He added that the NRC would be extended across the country. 

Shah, a Hindu hard-liner and the second most powerful figure in the Narendra Modi government, has been belligerently opposed to illegal Muslim immigrants, who he recently described as “termites.”

Critics have questioned the need for the NRC throughout the country.

The BJP does not want to clarify what it truly means because that is part of their politics, but the opposition leaders are also silent.

Hilal Ahmad, Academic

“This is a witch hunt of the minority under the false concern of illegal immigration,” said SubHajjit Naskar of Jadavpur University.

“The way the NRC is being implemented in Assam is damaging for our secular and democratic values.”

Naskar told Arab News: “The register is part of the broader majoritarian agenda to make India a Hindu state where minority Muslims will be treated as second class citizens.” 

Dr. Hilal Ahmad, associate professor at the Center for the Study of Developing Societies, said: “The substantial part of Shah’s statement is that NRC is not entirely about Muslims. It also claims that it’s an institutional process with legal support and it’s not at all concerned with Muslims.”

Ahmad added: “The BJP does not want to clarify what it truly means because that is part of their politics, but the opposition leaders are also silent. They are also trying to consolidate the impression that the NRC is anti-Muslim.”

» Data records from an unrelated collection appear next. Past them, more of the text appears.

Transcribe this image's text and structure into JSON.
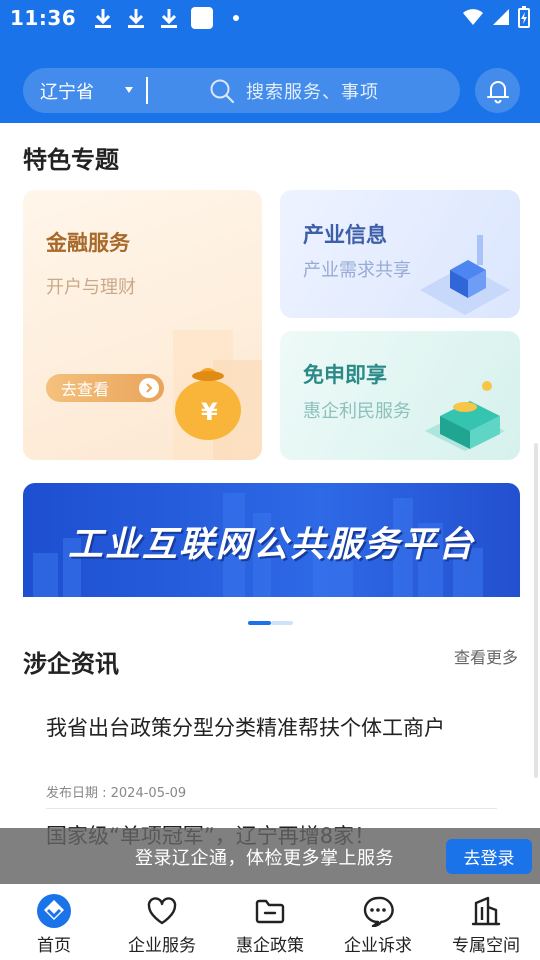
{
  "status_bar": {
    "time": "11:36"
  },
  "header": {
    "province": "辽宁省",
    "search_placeholder": "搜索服务、事项"
  },
  "featured": {
    "title": "特色专题",
    "finance": {
      "title": "金融服务",
      "subtitle": "开户与理财",
      "button": "去查看"
    },
    "industry": {
      "title": "产业信息",
      "subtitle": "产业需求共享"
    },
    "free": {
      "title": "免申即享",
      "subtitle": "惠企利民服务"
    }
  },
  "banner": {
    "text": "工业互联网公共服务平台"
  },
  "news": {
    "title": "涉企资讯",
    "more": "查看更多",
    "items": [
      {
        "title": "我省出台政策分型分类精准帮扶个体工商户",
        "date": "发布日期 : 2024-05-09"
      },
      {
        "title": "国家级“单项冠军”，辽宁再增8家！"
      }
    ]
  },
  "login_prompt": {
    "text": "登录辽企通，体检更多掌上服务",
    "button": "去登录"
  },
  "bottom_nav": [
    {
      "label": "首页",
      "icon": "home-logo-icon"
    },
    {
      "label": "企业服务",
      "icon": "heart-icon"
    },
    {
      "label": "惠企政策",
      "icon": "folder-icon"
    },
    {
      "label": "企业诉求",
      "icon": "chat-icon"
    },
    {
      "label": "专属空间",
      "icon": "building-icon"
    }
  ],
  "colors": {
    "primary": "#1a73e8",
    "finance_title": "#a8692a",
    "industry_title": "#3d5ea8",
    "free_title": "#2a8a87"
  }
}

Suhas Chakma, director of the Rights and Risks Analysis Group, said that “Shah’s plans are not practical.”

“How you are going to identify illegal migrants? Have you spoken to Bangladesh about the deportation? What the BJP government is trying to do is not implementable. It is a recipe for chaos,” said Chakma.

Sabber Ahmad, from the Rohingya Human Rights Initiative, a New Delhi-based group serving the persecuted minority community from Myanmar, said the “Indian government’s stance on illegal migrants creates panic among the small Rohingya community living here.”

“I fled Myanmar in 2012 and India gave me a new lease of life. New Dehli should show some humanity in dealing with people like us,” Ahmad told Arab News.

“India has a history of sheltering persecuted minorities from around the world. They must continue this proud tradition,” Ahmad added.